Future Increase Option (FIO) goes by several names including Guaranteed Insurability Option, Future Purchase Option, Benefit Update, and Guarantee of Physical Insurability Rider. It allows you to purchase additional insurance at specified times without any health considerations or medical tests.

This option is frequently included on policies insuring younger people whose income is expected to increase. The differences between polices involve the amount of additional insurance that can be purchased at each option date and the frequency of those option dates. Some policies offer option dates each year, some every other year, one company every third year, and one every five years.

Catastrophic Disability Benefit is one of the newest riders and pays an additional amount of insurance, above and beyond the base benefit, when an insured is deemed to be catastrophically disabled by virtue of their inability to perform 2 out of 6 Activities of Daily Living.

Policy Exclusions represent claims that most companies will not cover, such as disabilities caused by war or an act of war, self-inflicted injuries, disabilities arising from participation in or commission of a crime, or occurring in a penal institution. In addition, pre-existing conditions may not be covered unless they were fully disclosed on the application.

Underwriting Offers with Exclusion may occur after a review of medical records and tests, resulting in policies that exclude certain disabling conditions.

Benefit Limitations may arise from Mental and/or Nervous conditions and Drug or Alcohol abuse (MNDA).

We monitor a wide spectrum of policies and insurance companies and will help you navigate decisions about the right policy for your income risk management goals and circumstances. Once we help you determine the features and benefits you want to consider, we address how much you can purchase.

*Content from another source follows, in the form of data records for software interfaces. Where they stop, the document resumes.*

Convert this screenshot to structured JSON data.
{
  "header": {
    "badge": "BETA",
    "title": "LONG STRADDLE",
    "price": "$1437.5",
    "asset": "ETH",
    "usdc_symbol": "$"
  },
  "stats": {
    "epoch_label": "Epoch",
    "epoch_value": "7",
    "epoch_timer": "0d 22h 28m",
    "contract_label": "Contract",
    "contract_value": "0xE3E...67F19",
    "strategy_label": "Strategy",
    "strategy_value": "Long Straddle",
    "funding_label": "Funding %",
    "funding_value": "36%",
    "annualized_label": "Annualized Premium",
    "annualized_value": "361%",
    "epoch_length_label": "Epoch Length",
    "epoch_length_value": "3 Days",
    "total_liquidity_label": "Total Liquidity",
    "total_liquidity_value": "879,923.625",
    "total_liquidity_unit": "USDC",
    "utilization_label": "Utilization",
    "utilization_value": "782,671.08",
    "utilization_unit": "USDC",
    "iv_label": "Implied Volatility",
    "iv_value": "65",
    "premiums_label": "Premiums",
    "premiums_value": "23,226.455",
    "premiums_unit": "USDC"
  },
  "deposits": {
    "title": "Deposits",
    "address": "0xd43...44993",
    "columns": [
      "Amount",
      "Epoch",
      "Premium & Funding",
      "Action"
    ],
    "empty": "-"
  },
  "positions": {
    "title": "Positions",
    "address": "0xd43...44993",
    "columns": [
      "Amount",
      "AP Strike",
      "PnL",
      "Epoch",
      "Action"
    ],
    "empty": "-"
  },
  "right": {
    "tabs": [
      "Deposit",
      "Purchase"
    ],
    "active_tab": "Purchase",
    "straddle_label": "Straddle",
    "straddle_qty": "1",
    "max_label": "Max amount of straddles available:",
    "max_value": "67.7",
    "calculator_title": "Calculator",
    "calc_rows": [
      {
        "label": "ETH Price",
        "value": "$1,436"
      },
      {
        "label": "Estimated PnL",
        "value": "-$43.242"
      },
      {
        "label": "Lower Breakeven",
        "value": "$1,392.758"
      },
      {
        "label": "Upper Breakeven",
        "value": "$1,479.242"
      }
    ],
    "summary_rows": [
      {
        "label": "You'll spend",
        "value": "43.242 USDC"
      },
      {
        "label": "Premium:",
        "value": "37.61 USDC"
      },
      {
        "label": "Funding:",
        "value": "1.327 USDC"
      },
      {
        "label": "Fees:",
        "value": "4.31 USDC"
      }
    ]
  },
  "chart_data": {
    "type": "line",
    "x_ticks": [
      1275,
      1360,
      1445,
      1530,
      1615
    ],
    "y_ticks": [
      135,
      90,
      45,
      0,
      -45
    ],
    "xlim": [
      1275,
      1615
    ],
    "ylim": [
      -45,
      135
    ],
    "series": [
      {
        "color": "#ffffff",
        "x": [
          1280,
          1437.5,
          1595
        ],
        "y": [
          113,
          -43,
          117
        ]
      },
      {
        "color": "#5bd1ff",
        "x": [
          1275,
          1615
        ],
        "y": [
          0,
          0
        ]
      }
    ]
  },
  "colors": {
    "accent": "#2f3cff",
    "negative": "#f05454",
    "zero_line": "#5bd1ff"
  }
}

How much disability insurance can you purchase?

The amount depends on two variables—the amount of earned income and the amount of other disability insurance already in place.

Earned income is income that can be expected to stop in the event of a disability. For most applications, the insurance company will want to verify your income through examination of:

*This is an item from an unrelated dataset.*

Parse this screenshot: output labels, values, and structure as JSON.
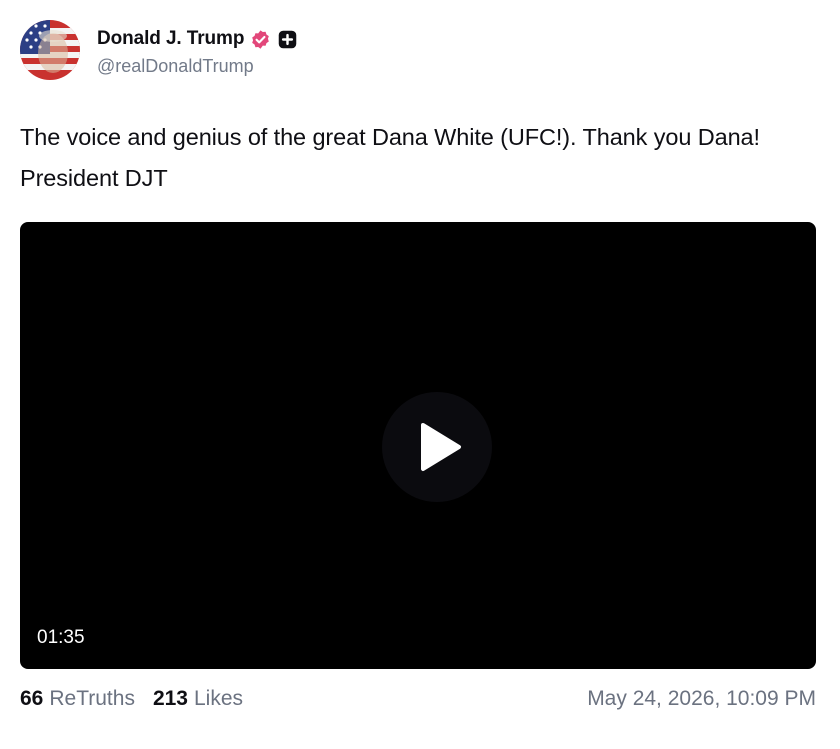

  • Your most recent W-2 and current pay stub showing year-to-date income
  • Your latest Federal Tax return (Form 1040) with all schedules
  • A signed employment contract or letter from the new employer

Contributions you make to your retirement plan(s) count as earned income, but unearned income such as dividends, capital gains, interest, and rent do not count.

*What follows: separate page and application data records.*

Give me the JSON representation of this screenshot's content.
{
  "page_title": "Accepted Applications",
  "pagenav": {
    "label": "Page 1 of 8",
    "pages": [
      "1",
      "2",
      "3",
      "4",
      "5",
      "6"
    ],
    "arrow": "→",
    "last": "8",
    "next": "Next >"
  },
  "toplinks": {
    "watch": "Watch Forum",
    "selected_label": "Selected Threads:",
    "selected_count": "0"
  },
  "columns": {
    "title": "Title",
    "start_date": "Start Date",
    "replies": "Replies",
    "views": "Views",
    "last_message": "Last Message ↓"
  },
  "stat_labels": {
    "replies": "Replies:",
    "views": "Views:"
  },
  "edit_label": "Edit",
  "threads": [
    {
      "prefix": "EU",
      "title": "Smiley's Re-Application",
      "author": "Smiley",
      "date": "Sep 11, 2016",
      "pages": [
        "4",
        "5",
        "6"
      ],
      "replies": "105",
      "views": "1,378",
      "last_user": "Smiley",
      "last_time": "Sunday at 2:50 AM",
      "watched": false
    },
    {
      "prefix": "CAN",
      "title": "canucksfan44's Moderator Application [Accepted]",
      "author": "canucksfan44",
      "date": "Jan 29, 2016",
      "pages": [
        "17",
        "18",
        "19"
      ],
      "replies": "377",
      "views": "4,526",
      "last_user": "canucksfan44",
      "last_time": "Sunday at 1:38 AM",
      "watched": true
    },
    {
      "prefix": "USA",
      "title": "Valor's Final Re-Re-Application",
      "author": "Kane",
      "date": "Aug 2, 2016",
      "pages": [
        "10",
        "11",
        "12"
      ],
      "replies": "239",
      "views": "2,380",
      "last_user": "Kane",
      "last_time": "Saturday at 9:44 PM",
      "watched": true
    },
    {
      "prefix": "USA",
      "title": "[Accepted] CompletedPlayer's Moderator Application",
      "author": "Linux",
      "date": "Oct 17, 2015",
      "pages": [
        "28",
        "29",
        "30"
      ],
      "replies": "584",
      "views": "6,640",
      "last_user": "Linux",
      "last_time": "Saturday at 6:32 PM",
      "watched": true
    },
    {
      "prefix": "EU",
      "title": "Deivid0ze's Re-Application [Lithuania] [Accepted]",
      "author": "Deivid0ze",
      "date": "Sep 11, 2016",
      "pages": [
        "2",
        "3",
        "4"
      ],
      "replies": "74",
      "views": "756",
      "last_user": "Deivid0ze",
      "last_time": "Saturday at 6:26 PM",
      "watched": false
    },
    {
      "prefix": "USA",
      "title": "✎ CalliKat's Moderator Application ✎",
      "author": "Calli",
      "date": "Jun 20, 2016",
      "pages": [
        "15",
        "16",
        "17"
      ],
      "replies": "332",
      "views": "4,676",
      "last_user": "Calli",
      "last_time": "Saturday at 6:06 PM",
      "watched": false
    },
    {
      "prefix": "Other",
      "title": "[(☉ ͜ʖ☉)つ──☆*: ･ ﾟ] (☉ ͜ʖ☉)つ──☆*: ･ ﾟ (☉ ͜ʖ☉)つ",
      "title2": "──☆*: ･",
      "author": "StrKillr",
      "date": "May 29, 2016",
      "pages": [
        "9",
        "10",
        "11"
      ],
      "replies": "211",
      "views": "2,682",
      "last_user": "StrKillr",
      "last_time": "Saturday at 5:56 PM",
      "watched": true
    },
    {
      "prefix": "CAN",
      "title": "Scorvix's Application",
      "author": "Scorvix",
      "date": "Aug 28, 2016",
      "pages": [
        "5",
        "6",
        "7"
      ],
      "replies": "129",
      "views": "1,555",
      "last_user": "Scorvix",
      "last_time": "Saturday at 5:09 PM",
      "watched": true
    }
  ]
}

Existing disability insurance is an offset to the amount of insurance that can currently be purchased. Two factors determine that reduction:

  • The type of insurance—group or individual
  • The taxability of the benefit—taxable or tax-free

Having verified earned income and all other disability coverage, each company publishes an Issue & Participation (I&P) chart specifying the maximum amount of insurance that they will "issue" to you, and the amount they will "participate" with other companies' policies.
There are multiple "maximums" depending on:

  • Whether premiums for the new insurance will be paid with pre-tax or after-tax dollars
  • Whether premiums for the existing insurance are paid with pre-tax or after-tax dollars
  • Whether other disability insurance is group insurance or individual insurance
  • The occupation (risk class) of the proposed insured
  • The state where the policy will be issued

Please call us for information about special disability insurance policies to protect:

  • Retirement Contributions
  • Buy-Sell Agreements
  • Overhead Expenses
  • Key Person/People
  • Business Loans

The answer to the question how much can you purchase begins with how much of your current income is needed to cover your monthly expenses.

*Guarantees and benefits provided by life insurance products are subject to the claims-paying ability of the issuing insurance company.